The Blair Witch Project marks a touchstone in film horror, one best remembered for shattering the mold of what to expect from the genre.
No blood. No monsters. Just our own imagination tweaked by the single cam format, a sub-genre leveraged years later by Quarantine, Cloverfield, and Paranormal Activity.
Those films wouldn’t exist unless Blair Witch proved the format could draw audiences in.
Made on the uber-cheap by a pair of unknown filmmakers, Blair Witch was nothing less than a sensation when it hit theaters 11 years ago. It was the ultimate word of mouth hit without recognizable stars, just a savvy Internet campaign that hinted that what you were about to see actually happened. Everything coalesced into a bracingly original experience, something impossible to recapture today.
That makes the just-released Blu-ray release a chance to appreciate a groundbreaking film, but not a moment to jump out of our seats all over again. The scares simply aren’t the same as they once were. That leaves a curious film, one that still commands our attention but cannot help but disappoint when compared to timeless shockers like The Omen and The Exorcist.
What emerges is a precursor to our reality television age, when everyone is armed with a video camera and few thoughts remain private.
The story remains a model of simplicity. Three young filmmakers head into the woods of rural Maryland to explore the myth of the Blair Witch. Locals say the creature has haunted the area for decades, a hairy half-man, half-beast who slaughters children and adults alike.
The filmmakers quickly get lost despite the map wrangling of their unofficial leader, Heather (Heather Donahue). They’re forced to camp out several nights straight, and each time they go to bed they hear odd noises and wake to find their camp site changed in small but peculiar ways.
Is someone pulling a prank on them, or is the Blair Witch prepping for the kill?
Much of the film’s dialogue feels unforced and raw, which helps the illusion that these three no-name actors might really be the real deal – filmmakers who died pursuing their art. That’s hooey, of course, but it was part of what made the film special during its theatrical run.
The script doesn’t give us much insight into the characters, a flaw that grew worse over time. They bicker about directions and how Heather refuses to put her camera down, but the arguments rarely reflect on the characters.

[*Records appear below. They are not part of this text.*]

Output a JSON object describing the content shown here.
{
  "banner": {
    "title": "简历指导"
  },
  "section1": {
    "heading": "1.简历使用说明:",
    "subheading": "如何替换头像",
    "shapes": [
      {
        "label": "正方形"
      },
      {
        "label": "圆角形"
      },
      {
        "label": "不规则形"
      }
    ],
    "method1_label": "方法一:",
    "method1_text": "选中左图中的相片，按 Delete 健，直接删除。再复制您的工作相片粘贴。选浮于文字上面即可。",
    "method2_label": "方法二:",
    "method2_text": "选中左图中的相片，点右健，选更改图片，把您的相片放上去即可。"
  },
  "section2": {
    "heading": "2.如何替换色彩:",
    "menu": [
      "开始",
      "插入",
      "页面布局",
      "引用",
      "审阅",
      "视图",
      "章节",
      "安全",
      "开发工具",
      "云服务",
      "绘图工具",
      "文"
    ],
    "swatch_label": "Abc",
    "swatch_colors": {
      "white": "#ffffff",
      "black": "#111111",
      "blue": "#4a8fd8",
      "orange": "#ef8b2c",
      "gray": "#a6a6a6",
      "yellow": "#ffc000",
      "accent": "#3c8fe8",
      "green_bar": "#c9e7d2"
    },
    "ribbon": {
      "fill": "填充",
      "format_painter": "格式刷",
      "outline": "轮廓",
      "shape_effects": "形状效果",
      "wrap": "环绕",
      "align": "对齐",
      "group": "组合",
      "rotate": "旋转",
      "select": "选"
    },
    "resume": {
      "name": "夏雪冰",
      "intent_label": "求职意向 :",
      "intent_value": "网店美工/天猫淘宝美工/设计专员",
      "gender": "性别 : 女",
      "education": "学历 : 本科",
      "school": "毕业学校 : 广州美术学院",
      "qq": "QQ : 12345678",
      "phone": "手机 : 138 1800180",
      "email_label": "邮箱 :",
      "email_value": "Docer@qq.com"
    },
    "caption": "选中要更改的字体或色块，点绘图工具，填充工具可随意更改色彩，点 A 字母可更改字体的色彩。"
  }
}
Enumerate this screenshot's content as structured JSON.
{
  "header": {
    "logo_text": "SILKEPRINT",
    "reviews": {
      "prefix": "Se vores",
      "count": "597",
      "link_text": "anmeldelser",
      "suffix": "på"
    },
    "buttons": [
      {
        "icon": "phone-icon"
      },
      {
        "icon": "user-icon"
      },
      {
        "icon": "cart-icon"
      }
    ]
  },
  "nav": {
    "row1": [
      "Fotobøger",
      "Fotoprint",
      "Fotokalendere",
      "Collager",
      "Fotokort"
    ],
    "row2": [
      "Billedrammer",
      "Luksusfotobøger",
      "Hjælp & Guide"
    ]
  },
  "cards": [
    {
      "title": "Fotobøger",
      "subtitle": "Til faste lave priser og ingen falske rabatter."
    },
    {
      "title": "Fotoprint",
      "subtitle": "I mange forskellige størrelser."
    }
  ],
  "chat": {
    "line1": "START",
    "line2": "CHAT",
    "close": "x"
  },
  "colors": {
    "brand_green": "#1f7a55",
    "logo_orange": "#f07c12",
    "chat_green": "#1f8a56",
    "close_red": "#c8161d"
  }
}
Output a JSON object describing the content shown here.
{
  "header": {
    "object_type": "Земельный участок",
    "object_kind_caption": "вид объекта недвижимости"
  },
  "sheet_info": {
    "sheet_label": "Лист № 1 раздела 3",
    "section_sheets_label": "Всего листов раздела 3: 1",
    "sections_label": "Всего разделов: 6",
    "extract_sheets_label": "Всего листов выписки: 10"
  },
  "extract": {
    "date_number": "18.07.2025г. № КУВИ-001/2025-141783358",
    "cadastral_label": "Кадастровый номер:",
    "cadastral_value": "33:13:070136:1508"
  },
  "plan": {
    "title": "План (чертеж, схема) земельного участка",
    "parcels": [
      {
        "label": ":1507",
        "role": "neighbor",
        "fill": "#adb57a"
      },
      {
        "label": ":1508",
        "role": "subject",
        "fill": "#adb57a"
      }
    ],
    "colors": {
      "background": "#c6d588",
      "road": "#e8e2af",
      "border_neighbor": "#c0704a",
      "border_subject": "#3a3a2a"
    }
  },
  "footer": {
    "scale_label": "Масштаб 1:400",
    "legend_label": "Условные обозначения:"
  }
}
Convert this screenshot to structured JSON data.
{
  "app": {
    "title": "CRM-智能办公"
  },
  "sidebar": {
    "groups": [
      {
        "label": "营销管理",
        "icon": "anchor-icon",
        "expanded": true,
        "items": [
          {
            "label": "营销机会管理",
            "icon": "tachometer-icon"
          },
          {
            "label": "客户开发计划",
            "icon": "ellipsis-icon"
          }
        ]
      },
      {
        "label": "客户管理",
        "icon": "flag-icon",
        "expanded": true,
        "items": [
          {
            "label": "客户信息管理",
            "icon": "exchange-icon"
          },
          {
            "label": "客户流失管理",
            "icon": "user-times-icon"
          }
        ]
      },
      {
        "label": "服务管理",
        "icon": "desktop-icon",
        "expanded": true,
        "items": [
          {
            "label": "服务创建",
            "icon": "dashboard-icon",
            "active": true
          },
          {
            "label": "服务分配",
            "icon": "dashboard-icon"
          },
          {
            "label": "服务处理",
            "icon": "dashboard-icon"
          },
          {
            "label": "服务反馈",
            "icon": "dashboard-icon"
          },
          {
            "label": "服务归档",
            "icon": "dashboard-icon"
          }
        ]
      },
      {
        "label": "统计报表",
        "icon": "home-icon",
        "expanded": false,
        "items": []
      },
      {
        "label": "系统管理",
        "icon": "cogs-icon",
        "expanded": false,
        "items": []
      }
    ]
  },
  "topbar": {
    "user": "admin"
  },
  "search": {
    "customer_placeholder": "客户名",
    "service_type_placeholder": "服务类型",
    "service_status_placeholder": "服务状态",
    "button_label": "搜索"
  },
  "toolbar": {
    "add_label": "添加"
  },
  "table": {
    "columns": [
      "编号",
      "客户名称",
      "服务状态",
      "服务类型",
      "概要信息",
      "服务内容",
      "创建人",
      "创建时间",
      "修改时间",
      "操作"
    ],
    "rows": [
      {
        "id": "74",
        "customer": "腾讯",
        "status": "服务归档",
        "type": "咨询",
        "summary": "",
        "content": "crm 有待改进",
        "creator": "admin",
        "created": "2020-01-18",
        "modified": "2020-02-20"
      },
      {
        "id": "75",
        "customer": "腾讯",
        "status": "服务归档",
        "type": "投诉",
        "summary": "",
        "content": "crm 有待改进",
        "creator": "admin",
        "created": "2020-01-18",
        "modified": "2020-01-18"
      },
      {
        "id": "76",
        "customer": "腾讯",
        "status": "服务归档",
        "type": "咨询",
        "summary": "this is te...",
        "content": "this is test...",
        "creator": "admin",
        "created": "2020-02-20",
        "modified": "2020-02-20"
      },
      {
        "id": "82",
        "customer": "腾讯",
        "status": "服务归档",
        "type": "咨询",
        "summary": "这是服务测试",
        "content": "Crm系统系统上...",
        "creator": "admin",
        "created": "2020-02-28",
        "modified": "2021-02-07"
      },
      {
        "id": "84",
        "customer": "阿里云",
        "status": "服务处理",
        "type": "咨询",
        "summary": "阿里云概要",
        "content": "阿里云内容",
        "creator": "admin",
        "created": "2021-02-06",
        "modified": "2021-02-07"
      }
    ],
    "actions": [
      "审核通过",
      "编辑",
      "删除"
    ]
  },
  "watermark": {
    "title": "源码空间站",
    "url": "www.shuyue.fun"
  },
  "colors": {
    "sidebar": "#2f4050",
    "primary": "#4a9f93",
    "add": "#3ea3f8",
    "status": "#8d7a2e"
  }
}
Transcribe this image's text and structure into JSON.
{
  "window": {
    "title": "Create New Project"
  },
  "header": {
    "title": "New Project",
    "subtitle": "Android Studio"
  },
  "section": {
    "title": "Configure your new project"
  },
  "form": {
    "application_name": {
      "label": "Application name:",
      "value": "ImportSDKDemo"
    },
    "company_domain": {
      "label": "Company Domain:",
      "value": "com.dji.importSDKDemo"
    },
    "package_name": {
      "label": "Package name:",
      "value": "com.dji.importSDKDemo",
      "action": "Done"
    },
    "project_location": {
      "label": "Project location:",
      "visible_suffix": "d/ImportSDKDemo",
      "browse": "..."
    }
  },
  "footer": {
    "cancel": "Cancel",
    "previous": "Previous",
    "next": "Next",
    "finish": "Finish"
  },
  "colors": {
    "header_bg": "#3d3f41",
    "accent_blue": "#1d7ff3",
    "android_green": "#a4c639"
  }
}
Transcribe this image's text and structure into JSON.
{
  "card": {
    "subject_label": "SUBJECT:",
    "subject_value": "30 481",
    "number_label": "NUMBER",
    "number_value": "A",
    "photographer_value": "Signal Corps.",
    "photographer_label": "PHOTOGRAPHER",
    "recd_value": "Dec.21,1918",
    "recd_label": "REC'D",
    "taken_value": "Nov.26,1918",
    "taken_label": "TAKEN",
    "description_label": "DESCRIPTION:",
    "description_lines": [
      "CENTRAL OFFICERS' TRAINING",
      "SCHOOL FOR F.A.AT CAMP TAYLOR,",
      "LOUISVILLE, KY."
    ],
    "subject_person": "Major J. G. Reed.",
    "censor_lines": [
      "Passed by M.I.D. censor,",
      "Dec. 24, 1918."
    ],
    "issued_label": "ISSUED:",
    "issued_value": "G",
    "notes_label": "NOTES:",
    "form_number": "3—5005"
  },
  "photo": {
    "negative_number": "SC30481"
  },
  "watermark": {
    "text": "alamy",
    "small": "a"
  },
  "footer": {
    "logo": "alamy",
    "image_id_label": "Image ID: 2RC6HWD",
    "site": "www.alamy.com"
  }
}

It pushes the story forward, but when their lives are imperiled, it doesn’t make it easier to root for a possible rescue.
Only Mike (Michael C. Williams) is given a semblance of a character arc, growing from a passive soul to someone who takes measures to keep the trio sane.
The cam format allows for some confessional moments, and it’s hard not to think about those reality show rants when Heather turns the camera on herself to apologize for getting her friends in such a mess.
The extras include four alternate endings, each offering little in the way of new shocks, plus the antiquated short about the “true story” behind the “Witch.” What’s missing is an extensive “making of” feature, or even one showing the film’s legacy from the perspective of film historians.
The Blair Witch Project can’t scare us silly any longer, but the film still matters to horror fans all the same.